Recent macroeconomic indicators have shown slight improvements in the US, Europe and Asia ex-Japan. The world economy is still expected to grow below trend as corporations and consumers continue to deleverage and therefore save money instead of spending it. Government debt as a percentage of gross domestic product had increased significantly since the dot-com and financial crises in the previous decade causing politicians to be unwilling to increase public spending. The US consumer remains the best positioned to benefit from the lower energy price. Furthermore, after several years of economic growth the US economy is not burdened by fiscal drag. Europe seems to have larger structural problems and government finances still need significant reform. In Japan, the three arrows of Prime Minister Abé’s Abenomics have not yet been able to spur economic growth. Of the developed economies, the US therefore remains the preferred region. Regarding emerging markets, Latin America and Russia continue having to cope with governance issues. China is expected to continue its growth but the restructuring of the economy paired with higher levels of private debt remains worrisome. This also affects other Asian countries. Emerging markets exposure is currently very limited in the portfolios.


Asset Allocation

The composition of the portfolios became more defensive over the quarter and this is maintained going forward. Within fixed income duration in both US Dollar and Euro has been increased significantly and its allocation changed to overweight. The large allocation in liquidities is maintained to benefit from the artificially high, albeit still low, credit interest rates offered by Dutch banks and to manage the overall portfolio risks. Equity has been reduced to underweight by selling some of the riskier positions and some stocks that attained a high valuation. Real estate is slowly being increased to neutral as these stocks should be able to benefit from a continued low interest rate environment. The portfolios will remain neutrally invested in listed private equity. Finally, within commodities the portfolios are neutral weighted, limited to precious metals, as an insurance against unforeseen adverse events. Gold is expected to further benefit from longer low interest rates.
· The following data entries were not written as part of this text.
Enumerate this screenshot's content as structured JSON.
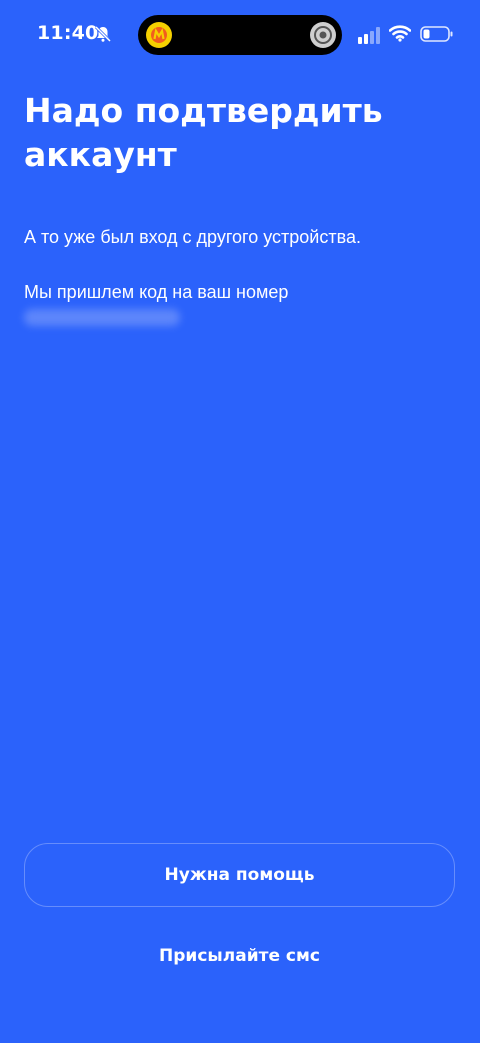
{
  "status_bar": {
    "time": "11:40",
    "icons": [
      "bell-off-icon",
      "app-badge-icon",
      "record-icon",
      "signal-icon",
      "wifi-icon",
      "battery-icon"
    ]
  },
  "main": {
    "title": "Надо подтвердить аккаунт",
    "subtitle": "А то уже был вход с другого устройства.",
    "phone_hint": "Мы пришлем код на ваш номер"
  },
  "actions": {
    "help_label": "Нужна помощь",
    "sms_label": "Присылайте смс"
  },
  "colors": {
    "background": "#2b62fb",
    "text": "#ffffff"
  }
}
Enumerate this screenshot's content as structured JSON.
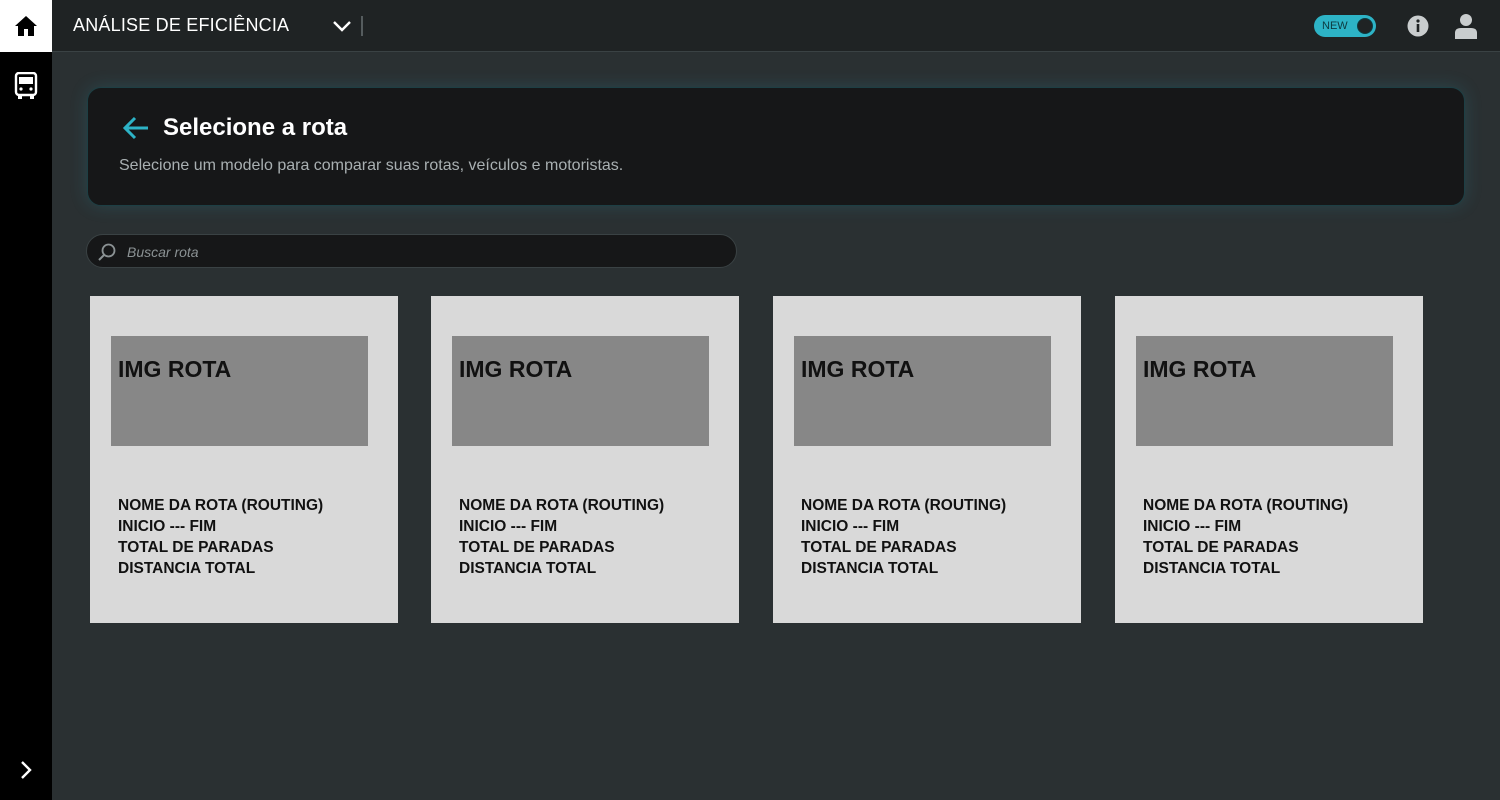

A diversification in fundamentally strong foreign currencies is maintained and the portfolios are overweight in US Dollar.



Because Japan is the third largest economy of the world and home to many leading and innovative multinationals, we are keen to invest in Japanese equities. At the same time, it can be difficult to find Japanese companies that meet our selection criteria. With our recent purchase of Nintendo, known for games such as Mario, Pokémon and Zelda, we believe we have added a Japanese company to our portfolio that meets our quality requirements. 


For every share that we buy and sell for our customers, a commission is paid to the broker, which in most cases is the custodian bank. For them, these commissions are an important source of income. Because this is an industry that we deal with every day, we used our first-hand knowledge when we selected a broker as a potential investment last year. We took a position in a company named Interactive Brokers.